It is well worth visiting the substantial remains of Neath Abbey, which we feel have a special atmosphere and a particular beauty. Neath Abbey is located in Neath (Castell-nedd) in Wales, which stands on the River Neath (Afon Nedd) and was once the site of the Roman fort Nidum in mid second century. Neath Abbey was founded in 1130AD as a house of Savigny and absorbed into the Cistersion order in 1147. It covers an area of about six and a quarter acres and was once the largest abbey in Wales.

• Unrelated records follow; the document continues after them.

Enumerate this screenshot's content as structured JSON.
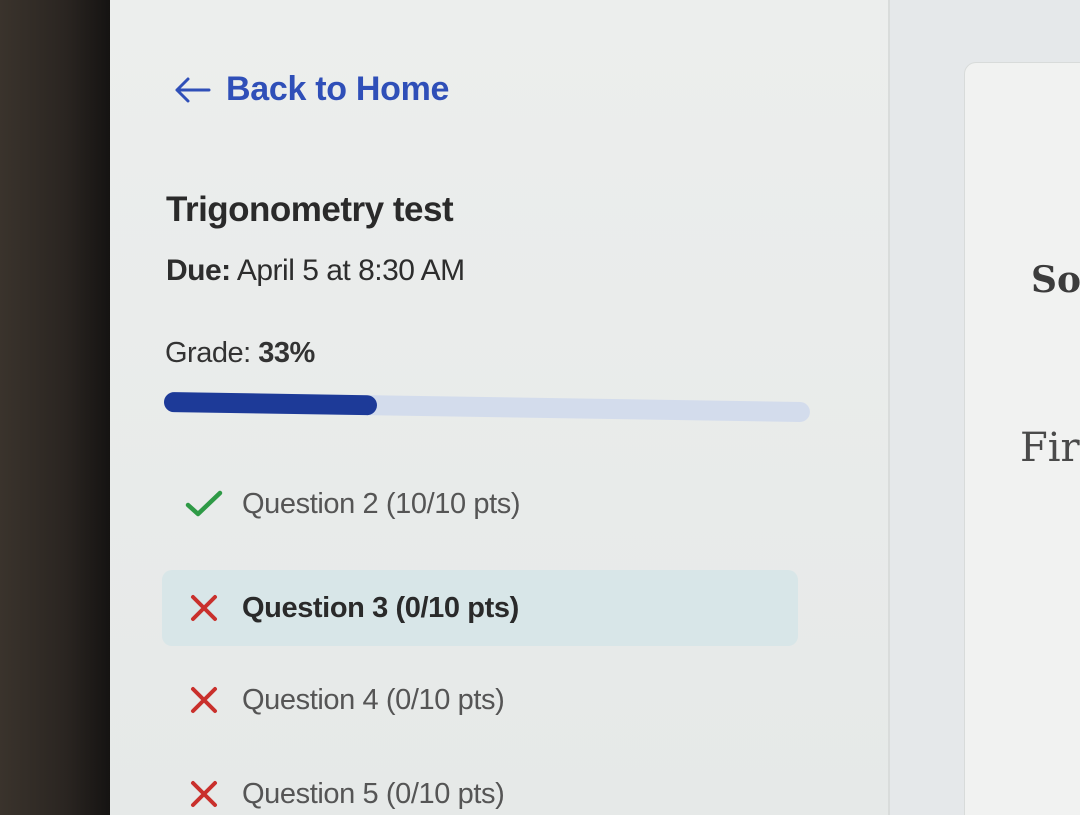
{
  "nav": {
    "back_label": "Back to Home"
  },
  "test": {
    "title": "Trigonometry test",
    "due_label": "Due:",
    "due_value": "April 5 at 8:30 AM",
    "grade_label": "Grade:",
    "grade_value": "33%",
    "grade_fraction": 0.33
  },
  "questions": [
    {
      "label": "Question 2 (10/10 pts)",
      "status": "correct",
      "icon": "check-icon",
      "selected": false
    },
    {
      "label": "Question 3 (0/10 pts)",
      "status": "incorrect",
      "icon": "x-icon",
      "selected": true
    },
    {
      "label": "Question 4 (0/10 pts)",
      "status": "incorrect",
      "icon": "x-icon",
      "selected": false
    },
    {
      "label": "Question 5 (0/10 pts)",
      "status": "incorrect",
      "icon": "x-icon",
      "selected": false
    }
  ],
  "main_panel": {
    "heading_partial": "So",
    "subheading_partial": "Fir"
  },
  "colors": {
    "link": "#2f4fb8",
    "progress_fill": "#1d3a98",
    "progress_track": "#d3dcec",
    "correct": "#2e9a46",
    "incorrect": "#c9302c",
    "selected_row": "#d8e6e8"
  }
}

The abbey was attacked in the Welsh uprisings in the thirteenth century and was eventually dissolved by the English King Henry VIII in 1539. It is said that it is haunted by the ghosts of monks who have been seen wondering the grounds. The abbey is managed by Cadw and is open to the public daily from 10am to 4pm and admission is free. There are significant remains to be seen, including those of a sixteenth century mansion built within its precincts.
Also in the town are the remains of a castle. Neath Castle is Norman and a ringwork castle was built on the site in 12th century. It was attacked on a number of occasions by the Welsh including in 1231 by Llywelyn ap Iowerth. In the fourteenth century rebuilding took place which gave it an impressive gatehouse. Only the remains of the D-shaped towers and arch survive. Also on the site are steps, foundations and a section of the old town wall.
Neath Museum and Art Gallery is situated in Orchard Street and open Tuesday to Saturday from 10am to 4pm. The museum gives a history of the Neath area.